School of Humanities and Sciences


Showing 1-7 of 7 Results

  • Mehran Sahami

    Mehran Sahami

    Tencent Chair of the of the Computer Science Department, James and Ellenor Chesebrough Professor and Senior Fellow, by courtesy, at the Freeman Spogli Institute for International Studies

    BioMehran Sahami is Tencent Chair of the Computer Science Department and the James and Ellenor Chesebrough Professor in the School of Engineering. As a Professor (Teaching) in the Computer Science department, he is also a Bass Fellow in Undergraduate Education and previously served as the Associate Chair for Education in Computer Science. Prior to joining the Stanford faculty, he was a Senior Research Scientist at Google. His research interests include computer science education, artificial intelligence, and ethics. He served as co-chair of the ACM/IEEE-CS joint task force on Computer Science Curricula 2013, which created curricular guidelines for college programs in Computer Science at an international level. He has also served as chair of the ACM Education Board, an elected member of the ACM Council, and was appointed by California Governor Jerry Brown to the state's Computer Science Strategic Implementation Plan Advisory Panel.

  • Daniel Schwartz

    Daniel Schwartz

    Dean of the Graduate School of Education and the Nomellini & Olivier Professor of Educational Technology

    Current Research and Scholarly InterestsInstructional methods, transfer of learning and assessment, mathematical development, teachable agents, cognition, and cognitive neuroscience.

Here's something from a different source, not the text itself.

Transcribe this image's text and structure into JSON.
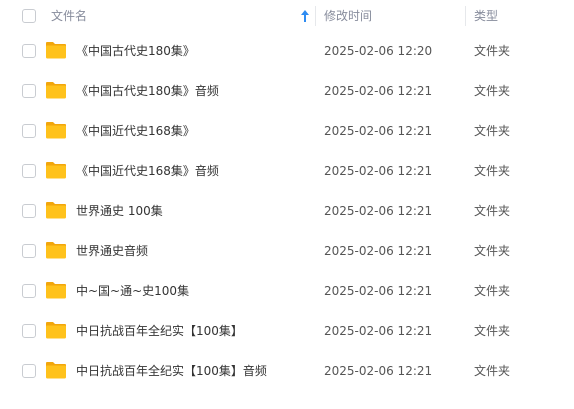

  • Krishna Shenoy

    Krishna Shenoy

    Member, Bio-X

    Current Research and Scholarly InterestsWe conduct neuroscience, neuroengineering and translational research to better understand how the brain controls movement, and to design medical systems to assist people with paralysis. These are referred to as brain-machine interfaces (BMIs), brain-computer interfaces (BCIs) and intra-cortical neural prostheses. We conduct this research as part of our Neural Prosthetic Systems Lab (NPSL) and our Neural Prosthetics Translational Lab (NPTL), which I co-direct with Prof. Jaimie Henderson, M.D.

  • Yoav Shoham

    Yoav Shoham

    Professor of Computer Science, Emeritus

    BioYoav Shoham is professor emeritus of computer science at Stanford University. A leading AI expert, Prof. Shoham is Fellow of AAAI, ACM and the Game Theory Society. Among his awards are the IJCAI Research Excellence Award, the AAAI/ACM Allen Newell Award, and the ACM/SIGAI Autonomous Agents Research Award. His online Game Theory course has been watched by close to a million people. Prof. Shoham has founded several AI companies, including TradingDynamics (acquired by Ariba), Katango and Timeful (both acquired by Google), and AI21 Labs. Prof. Shoham also chairs the AI Index initiative (www.AIindex.org), which tracks global AI activity and progress, and WeCode (www.wecode.org.il), a nonprofit initiative to train high-quality programmers from disadvantaged populations.

  • Meghan Sumner

    Meghan Sumner

    Associate Professor of Linguistics
    On Leave from 10/01/2023 To 06/30/2024

    BioI am an Associate Professor of Phonetics at Stanford. My work simplified: I take sound patterns that exist in languages and associated variation and usage patterns (who says what, how and when), and investigate the social meaning humans associate with these patterns (and how they come to make these associations). I care about how, cognitively, this social information affects attention, perception, recognition, memory, and comprehension. Then, I take all of that, and investigate the areas in which language and society interact and highlight how this advances theory, but also how stereotype and bias are reinforced through spoken language. Much of what we currently know about speech variation, language and cognition stems from experiments that probe one component of this process at time, leave out social factors and experience, use stimuli from normative white talkers, and are quite distant from the interdisciplinary and diverse research needed to advance theories and address issues relevant to society. My general focus is on understanding the mechanisms and representations that underlie spoken language understanding and how they interact across various listener and speaker populations in a social and dynamic world.